Business Travel: Tax-Deductible?
Business Travel: What Is (and Isn’t) Tax-Deductible
Business travel, whether for a quick trip or extended stay, can wear on any of us. For most business owners the biggest place this is felt is in their bank accounts. From lodging to meals and transportation, business travel charges can add up quickly. Fortunately, most of these expenses are tax-deductible.
Now that this year’s tax season dust has settled, let’s take a closer look and clearly define what you can, and can’t, write off as a business travel expense on your tax return.
Tax-Deductible Business Travel Expenses
The IRS defines business travel as any travel that is “longer than an ordinary’s day of work”, requires you to sleep away from home and is temporary (i.e. less than a year).
The IRS requires that business travel expenses be, “ordinary and necessary expenses incurred while carrying on your trade or business.”
The following business expenses will generally qualify as tax-deductible. Don’t forget, always save your receipts!
Trains, planes or automobiles…no matter how you get to your business-related meeting or event, the expense can be deducted. And once you get to your final destination? Any transportation or fees associated with the trip are deductible as well. This includes taxis, Uber or Lyft, rental cars, tolls and parking. Don’t forget that you can also write off every mile you drive for your business, whether in your car or a rental. The current deductible rate is 57.5 cents per mile, offsetting gas and upkeep costs.
Extra Tip: Even cruises for business purposes are considered a write off, though limited. Typically you can claim up to $2,000, but be prepared to show clear justification and documentation.
Baggage and Shipping
All baggage and shipping fees associated with business travel are tax-deductible. Keep in mind that the final destination for these items must be your business travel location.
Whether in an extended stay hotel or AirBnb, your accommodations during business travel are considered a write off. Be careful, this doesn’t cover every charge you could possibly incur. Be sure to always get a detailed, itemized bill for all lodging charges, as not everything is tax-deductible. Parking/valet charges? Absolutely. Mini-bar and movies? Most likely not.
Any meals associated with business travel fall under the tax-deductible category. Let’s not go crazy though. Be aware that while you can claim meals as part of business travel, according to current IRS rules you are limited to only deducting 50% of the total cost. So, for every $500 you spend, only $250 you can write off.
Most any charge that is directly related to and necessary for business travel can qualify as tax-deductible. This includes conference or event registration fees, any equipment that is necessary for a presentation or meeting, dry cleaning or laundry service and more.
Non Tax-Deductible Business Travel Expenses
If any of us got creative enough we could probably come up with a reason why a certain charge was a necessary expense for business travel. When it comes to the IRS though, you don’t want to get too creative. To avoid an audit, keep all deductions within reason.
To help you tow the line, the IRS has deemed the following as non tax-deductible business travel expenses.
Expenses Located In Your Home City

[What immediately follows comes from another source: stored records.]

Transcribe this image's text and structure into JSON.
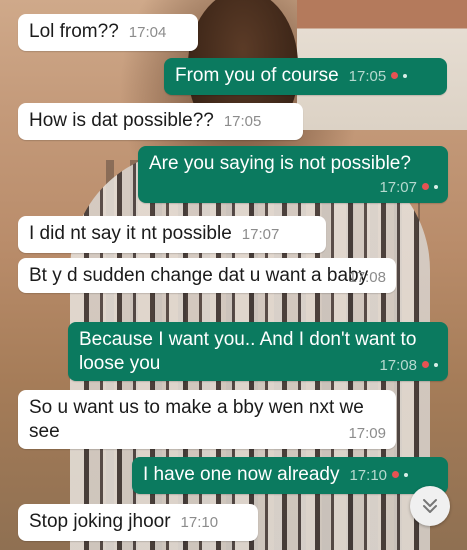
{
  "messages": [
    {
      "dir": "in",
      "text": "Lol from??",
      "time": "17:04"
    },
    {
      "dir": "out",
      "text": "From you of course",
      "time": "17:05"
    },
    {
      "dir": "in",
      "text": "How is dat possible??",
      "time": "17:05"
    },
    {
      "dir": "out",
      "text": "Are you saying is not possible?",
      "time": "17:07"
    },
    {
      "dir": "in",
      "text": "I did nt say it nt possible",
      "time": "17:07"
    },
    {
      "dir": "in",
      "text": "Bt y d sudden change dat u want a baby",
      "time": "17:08"
    },
    {
      "dir": "out",
      "text": "Because I want you.. And I don't want to loose you",
      "time": "17:08"
    },
    {
      "dir": "in",
      "text": "So u want us to make a bby wen nxt we see",
      "time": "17:09"
    },
    {
      "dir": "out",
      "text": "I have one now already",
      "time": "17:10"
    },
    {
      "dir": "in",
      "text": "Stop joking jhoor",
      "time": "17:10"
    }
  ],
  "scroll_button": {
    "icon": "double-chevron-down-icon"
  },
  "colors": {
    "incoming": "#ffffff",
    "outgoing": "#0b7a5f",
    "status_dot": "#e55353"
  }
}
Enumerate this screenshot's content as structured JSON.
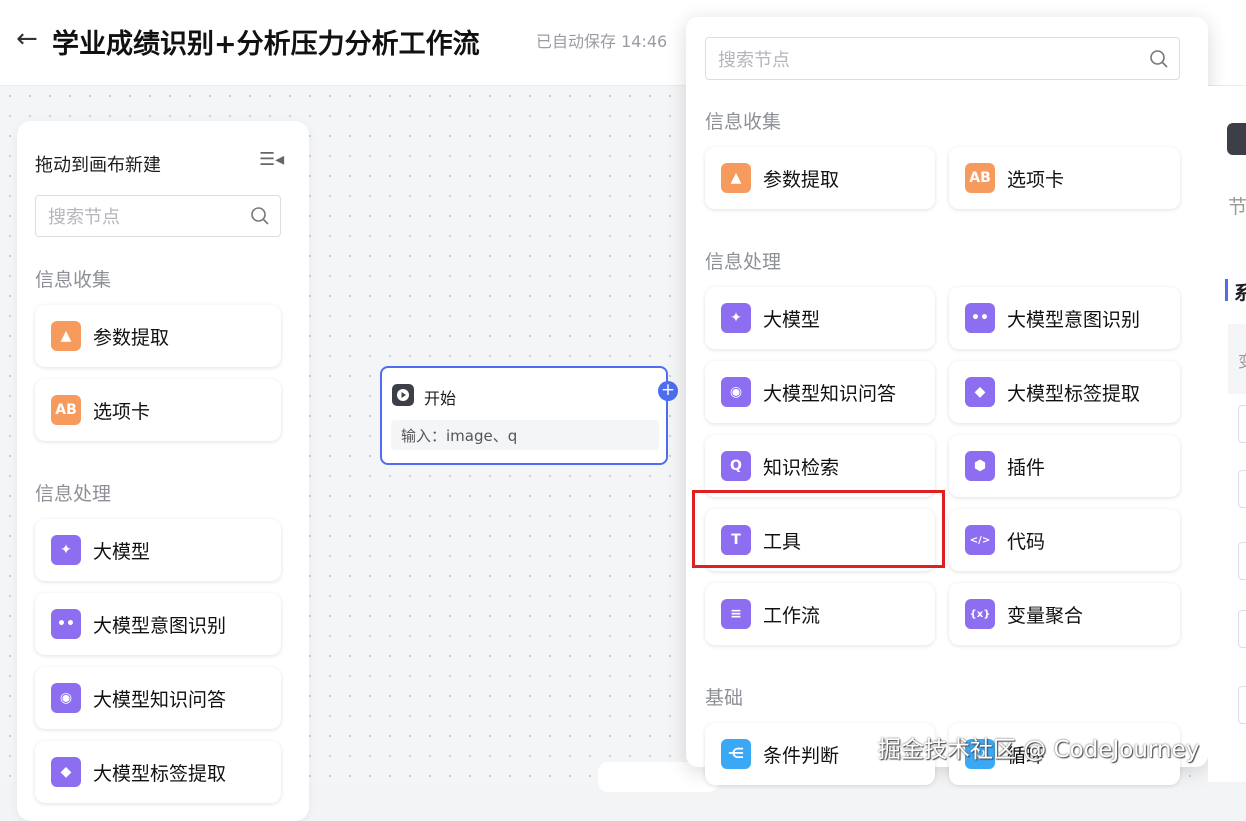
{
  "header": {
    "title": "学业成绩识别+分析压力分析工作流",
    "saved": "已自动保存 14:46"
  },
  "left_panel": {
    "title": "拖动到画布新建",
    "search_placeholder": "搜索节点",
    "sections": [
      {
        "label": "信息收集",
        "items": [
          "参数提取",
          "选项卡"
        ]
      },
      {
        "label": "信息处理",
        "items": [
          "大模型",
          "大模型意图识别",
          "大模型知识问答",
          "大模型标签提取"
        ]
      }
    ]
  },
  "node": {
    "title": "开始",
    "inputs": "输入：image、q"
  },
  "popup": {
    "search_placeholder": "搜索节点",
    "sections": [
      {
        "label": "信息收集",
        "items": [
          "参数提取",
          "选项卡"
        ]
      },
      {
        "label": "信息处理",
        "items": [
          "大模型",
          "大模型意图识别",
          "大模型知识问答",
          "大模型标签提取",
          "知识检索",
          "插件",
          "工具",
          "代码",
          "工作流",
          "变量聚合"
        ]
      },
      {
        "label": "基础",
        "items": [
          "条件判断",
          "循环"
        ]
      }
    ],
    "highlighted": "工具"
  },
  "right_panel": {
    "label1": "节",
    "label2": "系",
    "label3": "变"
  },
  "watermark": "掘金技术社区 @ CodeJourney",
  "colors": {
    "collect": "#f79a5e",
    "process": "#8d6df0",
    "basic": "#3aa8f5",
    "accent": "#4d6ef0",
    "highlight": "#e02020"
  }
}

In order to claim expenses as related to business travel you have to actually travel somewhere, outside of your home city. The only business expenses that are deductible at home are meals and the standard mileage rate (57.5 cents per mile). Lodging, transportation, conference fees and shipping within your home city are not considered a write off.
Companion Travel Costs
The charges incurred for anyone who comes along on your trip, who is not there for business purposes, are not tax-deductible.
Unnecessary: A broad term, but when it comes to the IRS – an important one. No one wants to be flagged for an audit, trust us. To protect yourself, always ask this question before claiming any deduction, “Was this expense necessary to conduct business while traveling?” If it’s even a little bit questionable, do yourself a favor and don’t claim it.
For additional information on tax-deductible expenses for business travel, see IRS publication 463 – Travel, Entertainment, Gift, and Car Expenses.